• EXTRACTED ENTRIES:

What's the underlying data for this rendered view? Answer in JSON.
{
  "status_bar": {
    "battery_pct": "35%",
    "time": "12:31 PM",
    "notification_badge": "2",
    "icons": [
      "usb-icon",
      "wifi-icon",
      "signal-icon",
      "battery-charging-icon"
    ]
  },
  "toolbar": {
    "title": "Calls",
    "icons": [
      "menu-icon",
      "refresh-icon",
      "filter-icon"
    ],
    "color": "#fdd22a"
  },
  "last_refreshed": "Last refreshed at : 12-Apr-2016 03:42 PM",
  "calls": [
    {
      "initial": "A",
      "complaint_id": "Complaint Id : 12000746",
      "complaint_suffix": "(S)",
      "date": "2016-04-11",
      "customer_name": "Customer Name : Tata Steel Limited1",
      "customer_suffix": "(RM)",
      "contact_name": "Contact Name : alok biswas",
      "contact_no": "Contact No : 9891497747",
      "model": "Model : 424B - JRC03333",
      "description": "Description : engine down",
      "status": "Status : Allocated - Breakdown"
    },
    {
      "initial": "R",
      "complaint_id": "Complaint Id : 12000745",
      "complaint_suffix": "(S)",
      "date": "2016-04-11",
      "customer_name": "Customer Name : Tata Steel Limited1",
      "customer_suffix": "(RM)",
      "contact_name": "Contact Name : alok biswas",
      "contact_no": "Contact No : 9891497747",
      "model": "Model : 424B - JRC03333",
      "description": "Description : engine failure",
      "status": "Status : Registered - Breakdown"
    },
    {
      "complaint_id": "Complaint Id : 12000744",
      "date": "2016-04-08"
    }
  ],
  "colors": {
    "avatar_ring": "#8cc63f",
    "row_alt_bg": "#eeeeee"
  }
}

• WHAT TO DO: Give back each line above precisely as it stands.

• SOLUTION TO THIS TASK:
What's the underlying data for this rendered view? Answer in JSON.
{
  "status_bar": {
    "battery_pct": "35%",
    "time": "12:31 PM",
    "notification_badge": "2",
    "icons": [
      "usb-icon",
      "wifi-icon",
      "signal-icon",
      "battery-charging-icon"
    ]
  },
  "toolbar": {
    "title": "Calls",
    "icons": [
      "menu-icon",
      "refresh-icon",
      "filter-icon"
    ],
    "color": "#fdd22a"
  },
  "last_refreshed": "Last refreshed at : 12-Apr-2016 03:42 PM",
  "calls": [
    {
      "initial": "A",
      "complaint_id": "Complaint Id : 12000746",
      "complaint_suffix": "(S)",
      "date": "2016-04-11",
      "customer_name": "Customer Name : Tata Steel Limited1",
      "customer_suffix": "(RM)",
      "contact_name": "Contact Name : alok biswas",
      "contact_no": "Contact No : 9891497747",
      "model": "Model : 424B - JRC03333",
      "description": "Description : engine down",
      "status": "Status : Allocated - Breakdown"
    },
    {
      "initial": "R",
      "complaint_id": "Complaint Id : 12000745",
      "complaint_suffix": "(S)",
      "date": "2016-04-11",
      "customer_name": "Customer Name : Tata Steel Limited1",
      "customer_suffix": "(RM)",
      "contact_name": "Contact Name : alok biswas",
      "contact_no": "Contact No : 9891497747",
      "model": "Model : 424B - JRC03333",
      "description": "Description : engine failure",
      "status": "Status : Registered - Breakdown"
    },
    {
      "complaint_id": "Complaint Id : 12000744",
      "date": "2016-04-08"
    }
  ],
  "colors": {
    "avatar_ring": "#8cc63f",
    "row_alt_bg": "#eeeeee"
  }
}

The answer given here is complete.